# Assignment:
Return only those lines of the material that contain "files".

# Source data:
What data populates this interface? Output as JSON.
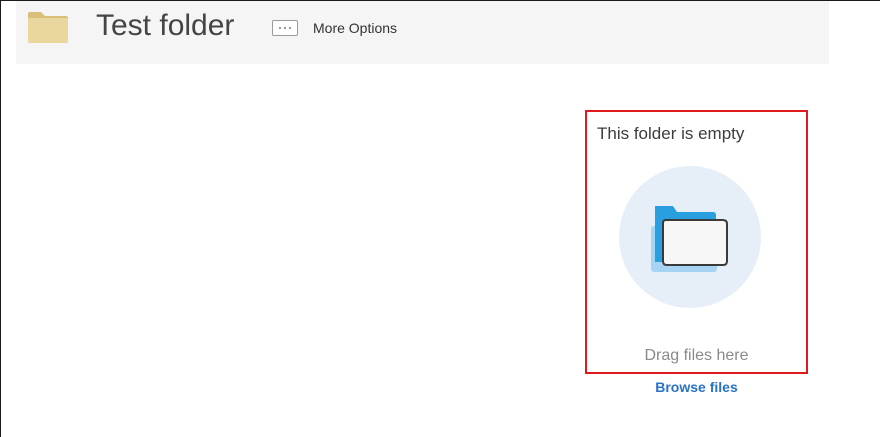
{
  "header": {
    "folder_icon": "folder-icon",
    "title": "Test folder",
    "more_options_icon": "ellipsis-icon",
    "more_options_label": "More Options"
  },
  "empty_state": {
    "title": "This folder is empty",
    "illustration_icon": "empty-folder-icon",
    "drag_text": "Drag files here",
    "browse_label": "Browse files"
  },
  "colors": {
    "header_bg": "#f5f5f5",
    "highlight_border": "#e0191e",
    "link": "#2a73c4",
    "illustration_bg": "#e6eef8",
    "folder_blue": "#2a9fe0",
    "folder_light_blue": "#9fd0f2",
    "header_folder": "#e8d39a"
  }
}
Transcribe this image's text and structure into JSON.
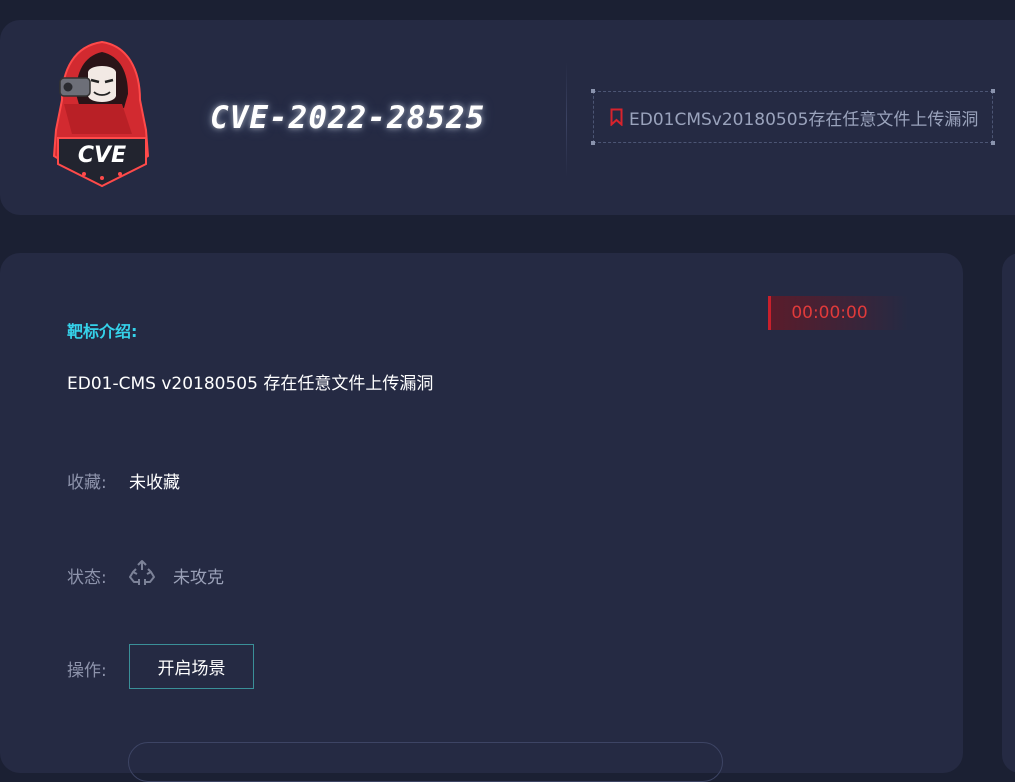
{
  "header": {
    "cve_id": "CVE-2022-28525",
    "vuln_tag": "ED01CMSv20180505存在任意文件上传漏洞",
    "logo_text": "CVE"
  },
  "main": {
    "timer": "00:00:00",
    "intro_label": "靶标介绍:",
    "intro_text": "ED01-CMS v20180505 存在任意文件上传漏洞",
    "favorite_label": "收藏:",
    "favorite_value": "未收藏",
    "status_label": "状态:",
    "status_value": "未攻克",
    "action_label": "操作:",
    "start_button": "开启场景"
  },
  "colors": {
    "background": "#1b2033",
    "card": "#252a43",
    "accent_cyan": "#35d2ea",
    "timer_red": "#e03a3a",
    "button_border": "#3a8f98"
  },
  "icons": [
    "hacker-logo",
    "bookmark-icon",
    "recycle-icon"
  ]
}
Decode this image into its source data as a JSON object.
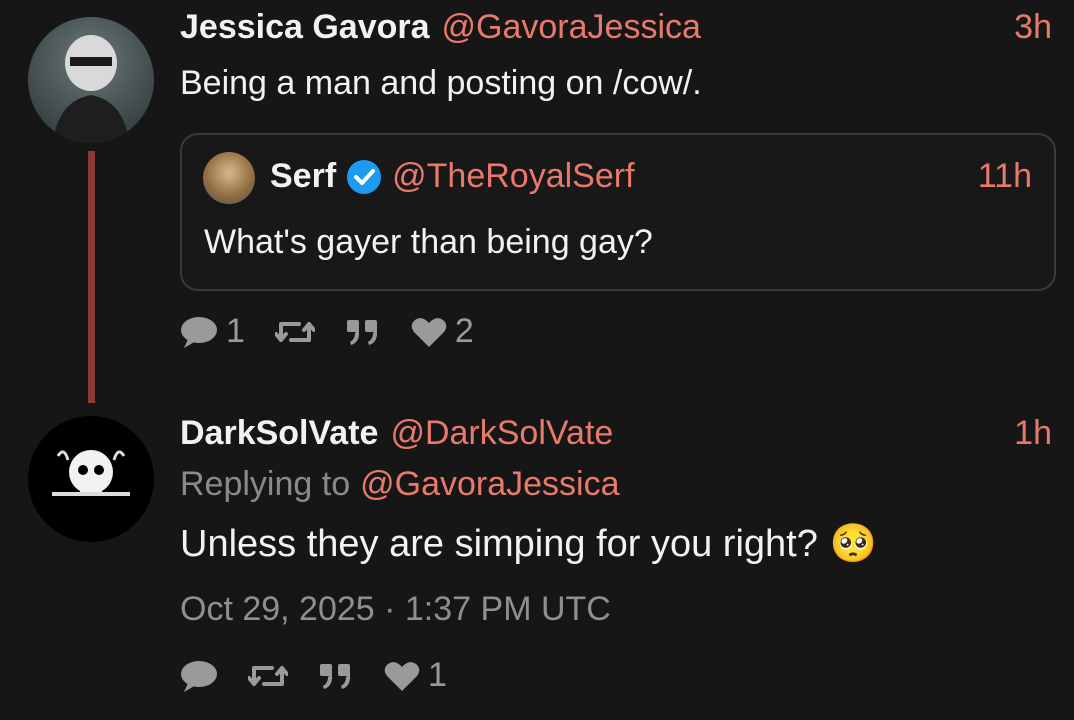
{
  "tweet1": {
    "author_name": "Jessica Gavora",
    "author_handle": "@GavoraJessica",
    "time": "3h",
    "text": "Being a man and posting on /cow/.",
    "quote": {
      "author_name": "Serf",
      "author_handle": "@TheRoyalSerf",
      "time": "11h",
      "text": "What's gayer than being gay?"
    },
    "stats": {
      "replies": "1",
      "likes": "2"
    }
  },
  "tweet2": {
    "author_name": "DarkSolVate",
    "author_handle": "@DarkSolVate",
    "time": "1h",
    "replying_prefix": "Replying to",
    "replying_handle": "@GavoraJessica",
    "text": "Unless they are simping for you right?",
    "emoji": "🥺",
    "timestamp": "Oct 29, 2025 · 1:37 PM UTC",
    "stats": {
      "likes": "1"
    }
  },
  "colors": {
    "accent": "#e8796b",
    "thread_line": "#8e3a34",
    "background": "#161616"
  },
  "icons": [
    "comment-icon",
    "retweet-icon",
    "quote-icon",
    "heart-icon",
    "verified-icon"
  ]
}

# Answer space:
    "drag_text": "Drag files here",
    "browse_label": "Browse files"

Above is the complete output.